Martha J. Somerman, D.D.S., Ph.D.M
Director, National Institute of Dental and Craniofacial Research
Dr. Martha J. Somerman is the Director of the National Institute of Dental and Craniofacial Research, National Institutes of Health. She also is Chief of the Laboratory of Oral Connective Tissue Biology at the National Institute of Arthritis and Musculoskeletal and Skin Diseases. Prior to becoming NIDCR's director, Dr. Somerman was dean of the University of Washington School of Dentistry, Seattle, a position she held from 2002-2011. Before joining the University of Washington, she was on the faculty of the University of Michigan School of Dentistry, Ann Arbor, from 1991 to 2002, and University of Maryland, 1984-1990. An internationally known researcher and educator, Dr. Somerman's research has focused on defining the key regulators controlling development, maintenance and regeneration of dental-oral-craniofacial tissues and has been a recipient of numerous honors and awards throughout her academic career.

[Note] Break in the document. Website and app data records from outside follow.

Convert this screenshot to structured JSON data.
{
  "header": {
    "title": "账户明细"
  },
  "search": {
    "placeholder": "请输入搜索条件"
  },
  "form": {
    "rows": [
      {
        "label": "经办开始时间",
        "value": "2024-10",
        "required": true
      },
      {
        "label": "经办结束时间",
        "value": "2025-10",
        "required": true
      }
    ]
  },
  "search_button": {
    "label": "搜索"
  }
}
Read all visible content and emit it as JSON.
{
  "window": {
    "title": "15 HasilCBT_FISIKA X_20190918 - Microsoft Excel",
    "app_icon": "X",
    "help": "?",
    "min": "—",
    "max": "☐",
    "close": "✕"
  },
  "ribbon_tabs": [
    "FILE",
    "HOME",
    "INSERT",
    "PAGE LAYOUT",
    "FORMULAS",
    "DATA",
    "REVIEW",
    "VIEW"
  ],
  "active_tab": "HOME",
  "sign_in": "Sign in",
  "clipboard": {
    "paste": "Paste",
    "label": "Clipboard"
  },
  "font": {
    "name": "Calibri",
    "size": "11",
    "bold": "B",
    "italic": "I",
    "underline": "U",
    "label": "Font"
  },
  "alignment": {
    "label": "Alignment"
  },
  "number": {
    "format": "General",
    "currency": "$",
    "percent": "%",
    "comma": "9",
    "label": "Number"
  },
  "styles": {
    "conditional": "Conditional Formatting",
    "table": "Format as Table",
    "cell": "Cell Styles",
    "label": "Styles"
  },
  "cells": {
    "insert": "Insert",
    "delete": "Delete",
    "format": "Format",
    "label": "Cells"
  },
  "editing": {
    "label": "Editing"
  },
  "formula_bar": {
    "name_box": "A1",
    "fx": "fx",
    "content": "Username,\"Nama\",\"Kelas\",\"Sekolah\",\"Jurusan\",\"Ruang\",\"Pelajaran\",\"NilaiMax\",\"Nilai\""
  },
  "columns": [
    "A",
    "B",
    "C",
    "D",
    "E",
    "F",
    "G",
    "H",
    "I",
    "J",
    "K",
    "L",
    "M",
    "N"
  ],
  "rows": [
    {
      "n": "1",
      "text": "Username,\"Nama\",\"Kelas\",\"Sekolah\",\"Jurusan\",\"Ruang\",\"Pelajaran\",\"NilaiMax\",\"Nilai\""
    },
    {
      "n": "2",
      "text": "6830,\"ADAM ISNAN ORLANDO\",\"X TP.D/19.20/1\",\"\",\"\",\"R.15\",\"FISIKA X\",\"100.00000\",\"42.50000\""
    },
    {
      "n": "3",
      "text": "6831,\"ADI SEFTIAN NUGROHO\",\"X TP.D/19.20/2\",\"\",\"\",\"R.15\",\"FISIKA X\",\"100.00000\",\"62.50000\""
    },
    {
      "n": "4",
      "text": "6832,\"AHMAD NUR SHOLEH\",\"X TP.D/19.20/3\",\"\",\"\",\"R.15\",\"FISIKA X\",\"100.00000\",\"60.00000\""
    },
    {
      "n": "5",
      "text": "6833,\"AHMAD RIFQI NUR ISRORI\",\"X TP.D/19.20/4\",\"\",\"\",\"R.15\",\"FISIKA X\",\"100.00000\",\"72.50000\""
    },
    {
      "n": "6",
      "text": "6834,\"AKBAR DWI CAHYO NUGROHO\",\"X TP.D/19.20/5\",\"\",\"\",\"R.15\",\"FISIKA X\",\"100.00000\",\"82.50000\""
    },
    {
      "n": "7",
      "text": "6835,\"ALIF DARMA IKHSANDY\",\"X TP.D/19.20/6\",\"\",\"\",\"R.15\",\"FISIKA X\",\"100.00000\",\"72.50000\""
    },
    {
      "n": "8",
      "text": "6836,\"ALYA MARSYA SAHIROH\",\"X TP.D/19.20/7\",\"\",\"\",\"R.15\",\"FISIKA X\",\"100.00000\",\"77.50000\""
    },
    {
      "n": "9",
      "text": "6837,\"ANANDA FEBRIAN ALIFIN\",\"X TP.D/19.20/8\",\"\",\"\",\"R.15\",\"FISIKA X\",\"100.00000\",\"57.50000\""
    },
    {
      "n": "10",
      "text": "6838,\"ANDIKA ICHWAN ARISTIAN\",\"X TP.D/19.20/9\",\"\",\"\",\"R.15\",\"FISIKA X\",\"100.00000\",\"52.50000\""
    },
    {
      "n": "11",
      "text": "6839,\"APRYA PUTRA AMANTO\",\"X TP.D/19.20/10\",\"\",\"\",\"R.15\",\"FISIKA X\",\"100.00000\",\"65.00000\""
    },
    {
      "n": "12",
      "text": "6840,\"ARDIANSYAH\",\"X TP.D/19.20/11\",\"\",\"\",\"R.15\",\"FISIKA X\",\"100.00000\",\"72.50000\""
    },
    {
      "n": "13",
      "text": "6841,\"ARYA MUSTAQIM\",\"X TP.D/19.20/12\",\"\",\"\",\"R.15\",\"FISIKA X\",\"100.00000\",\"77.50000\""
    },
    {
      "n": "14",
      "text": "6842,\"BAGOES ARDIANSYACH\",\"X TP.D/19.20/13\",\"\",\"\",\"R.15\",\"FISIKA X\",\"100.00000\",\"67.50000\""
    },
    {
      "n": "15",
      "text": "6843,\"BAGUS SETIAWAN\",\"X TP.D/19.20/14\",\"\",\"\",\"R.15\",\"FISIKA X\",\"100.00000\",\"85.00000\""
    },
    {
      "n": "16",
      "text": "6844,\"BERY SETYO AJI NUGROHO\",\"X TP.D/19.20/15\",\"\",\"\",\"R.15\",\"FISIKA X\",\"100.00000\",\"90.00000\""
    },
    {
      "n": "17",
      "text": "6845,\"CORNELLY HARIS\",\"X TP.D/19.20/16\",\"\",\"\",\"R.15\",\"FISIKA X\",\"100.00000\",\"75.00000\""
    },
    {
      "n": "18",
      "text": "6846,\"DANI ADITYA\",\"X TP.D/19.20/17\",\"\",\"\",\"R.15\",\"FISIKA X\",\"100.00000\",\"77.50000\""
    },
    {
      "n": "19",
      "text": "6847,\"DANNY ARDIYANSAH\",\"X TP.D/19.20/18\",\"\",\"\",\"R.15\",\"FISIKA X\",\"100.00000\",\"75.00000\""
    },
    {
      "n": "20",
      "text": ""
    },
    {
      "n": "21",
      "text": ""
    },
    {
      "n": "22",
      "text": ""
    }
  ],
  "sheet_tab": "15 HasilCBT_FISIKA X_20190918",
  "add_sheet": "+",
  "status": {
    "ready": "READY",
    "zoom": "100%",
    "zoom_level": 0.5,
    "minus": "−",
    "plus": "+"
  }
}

Dr. Somerman holds a D.D.S. from New York University, a certificate in Periodontology from Eastman Dental Center, Rochester, New York and a Ph.D. in Pharmacology from the University of Rochester, School of Medicine and Dentistry.
1Siegel et al.,(2013) Cancer statistics, 2013. CA: A Cancer Journal for Clinicians. 63 (1) 11–30.
2Gillison ML et al. (2012) JAMA;307,693-703; Jemal A et al. (2013)J Natl Cancer Inst